** GIVEN RECORDS follows **

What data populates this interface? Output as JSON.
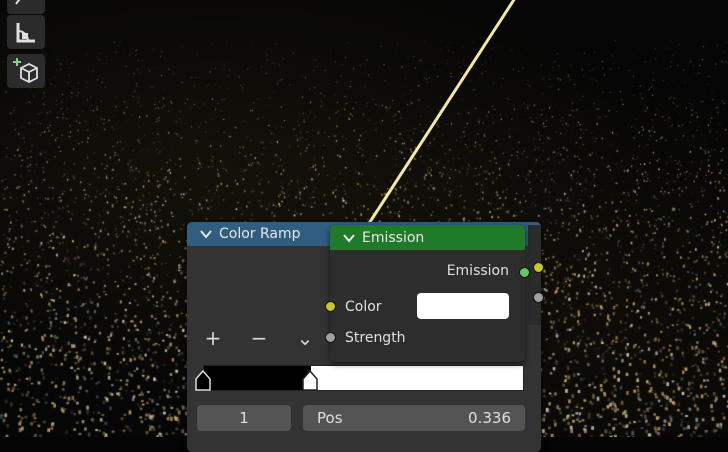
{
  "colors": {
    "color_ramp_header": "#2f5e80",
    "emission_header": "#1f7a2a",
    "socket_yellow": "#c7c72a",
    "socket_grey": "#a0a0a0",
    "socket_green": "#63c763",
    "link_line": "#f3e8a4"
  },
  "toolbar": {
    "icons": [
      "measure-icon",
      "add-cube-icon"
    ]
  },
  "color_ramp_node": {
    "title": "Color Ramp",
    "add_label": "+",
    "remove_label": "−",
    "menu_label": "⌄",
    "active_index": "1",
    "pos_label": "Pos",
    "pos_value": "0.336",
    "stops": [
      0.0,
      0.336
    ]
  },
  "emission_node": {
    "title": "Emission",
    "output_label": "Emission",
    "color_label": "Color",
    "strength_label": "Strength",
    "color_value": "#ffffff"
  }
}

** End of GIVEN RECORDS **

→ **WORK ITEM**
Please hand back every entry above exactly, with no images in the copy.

→ **RESULT FOR THIS EXERCISE**
What data populates this interface? Output as JSON.
{
  "colors": {
    "color_ramp_header": "#2f5e80",
    "emission_header": "#1f7a2a",
    "socket_yellow": "#c7c72a",
    "socket_grey": "#a0a0a0",
    "socket_green": "#63c763",
    "link_line": "#f3e8a4"
  },
  "toolbar": {
    "icons": [
      "measure-icon",
      "add-cube-icon"
    ]
  },
  "color_ramp_node": {
    "title": "Color Ramp",
    "add_label": "+",
    "remove_label": "−",
    "menu_label": "⌄",
    "active_index": "1",
    "pos_label": "Pos",
    "pos_value": "0.336",
    "stops": [
      0.0,
      0.336
    ]
  },
  "emission_node": {
    "title": "Emission",
    "output_label": "Emission",
    "color_label": "Color",
    "strength_label": "Strength",
    "color_value": "#ffffff"
  }
}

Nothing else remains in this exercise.